The sockeye salmon fishery got off to an early but rough start on North Coast.
North Coast fishermen voted to provide a total of 8,000 sockeye to the Wet’suwet’en over a two day fishery, but it appears to have been a costly decision.
Joy Thorkelson with the United Fisherman and Allied Workers Union says the waters were churning with sockeye Thursday but not so much by the time the early fishery got started Friday.
CFNR made contact with some of the 50 or so vessels that are out on the water and reports are dire so far. Some vessels are reporting they have caught only a single fish while others are saying they have caught nothing.

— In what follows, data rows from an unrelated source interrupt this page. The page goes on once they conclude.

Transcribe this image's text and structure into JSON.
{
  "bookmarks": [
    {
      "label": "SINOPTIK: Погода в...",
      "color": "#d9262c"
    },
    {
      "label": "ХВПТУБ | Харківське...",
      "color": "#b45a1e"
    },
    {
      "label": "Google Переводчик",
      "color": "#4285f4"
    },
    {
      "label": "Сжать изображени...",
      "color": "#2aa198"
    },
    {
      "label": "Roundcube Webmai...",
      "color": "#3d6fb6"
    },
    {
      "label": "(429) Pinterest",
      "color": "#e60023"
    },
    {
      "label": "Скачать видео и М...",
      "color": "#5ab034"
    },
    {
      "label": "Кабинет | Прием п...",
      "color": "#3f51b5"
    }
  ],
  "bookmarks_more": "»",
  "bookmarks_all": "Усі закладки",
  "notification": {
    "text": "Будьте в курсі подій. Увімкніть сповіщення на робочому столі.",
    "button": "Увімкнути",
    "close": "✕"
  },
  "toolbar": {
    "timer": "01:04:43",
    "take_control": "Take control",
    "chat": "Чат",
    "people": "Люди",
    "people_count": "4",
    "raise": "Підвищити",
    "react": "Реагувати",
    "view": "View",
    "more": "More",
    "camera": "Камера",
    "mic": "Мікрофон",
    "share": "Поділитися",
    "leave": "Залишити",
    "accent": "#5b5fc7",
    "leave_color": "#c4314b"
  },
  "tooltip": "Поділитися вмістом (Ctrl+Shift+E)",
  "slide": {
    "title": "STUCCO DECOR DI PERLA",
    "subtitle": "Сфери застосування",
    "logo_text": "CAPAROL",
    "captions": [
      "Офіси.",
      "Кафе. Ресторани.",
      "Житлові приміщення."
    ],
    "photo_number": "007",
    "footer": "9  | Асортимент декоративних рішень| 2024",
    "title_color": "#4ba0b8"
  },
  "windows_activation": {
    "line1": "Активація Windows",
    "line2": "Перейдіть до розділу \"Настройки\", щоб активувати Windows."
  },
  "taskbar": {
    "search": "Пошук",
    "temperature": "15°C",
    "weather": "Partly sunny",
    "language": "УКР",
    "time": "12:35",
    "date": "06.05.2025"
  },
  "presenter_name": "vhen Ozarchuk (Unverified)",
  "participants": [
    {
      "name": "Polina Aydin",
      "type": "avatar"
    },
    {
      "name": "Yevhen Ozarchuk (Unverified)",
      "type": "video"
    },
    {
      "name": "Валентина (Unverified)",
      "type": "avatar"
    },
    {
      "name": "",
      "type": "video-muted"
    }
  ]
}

With 49 fish due from each boat, vessel owners are behind the eight ball; one of the things they had to take into account when they voted on the Nanika exchange agreement with the Wet’suwet’en which was part of the early start.
DFO had initially set the sockeye opening for Monday while the earlier opening hinged on the fishermen’s “yes” vote.

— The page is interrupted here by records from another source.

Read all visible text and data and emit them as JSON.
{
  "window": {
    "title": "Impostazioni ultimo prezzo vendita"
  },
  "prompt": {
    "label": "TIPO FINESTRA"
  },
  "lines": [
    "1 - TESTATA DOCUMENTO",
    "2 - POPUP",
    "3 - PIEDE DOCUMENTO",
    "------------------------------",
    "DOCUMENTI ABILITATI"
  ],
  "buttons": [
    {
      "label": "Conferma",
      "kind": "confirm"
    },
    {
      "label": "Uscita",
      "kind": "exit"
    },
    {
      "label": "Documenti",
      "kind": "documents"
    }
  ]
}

Thorkelson says the initial hope was that crews could recover some of their costs if the sockeye fishery was allowed to continue again Saturday, but that didn’t happen.
Boats got word Friday that the fishery would not open a second day, despite the deal between the fishermen and the Wet’suwet’en.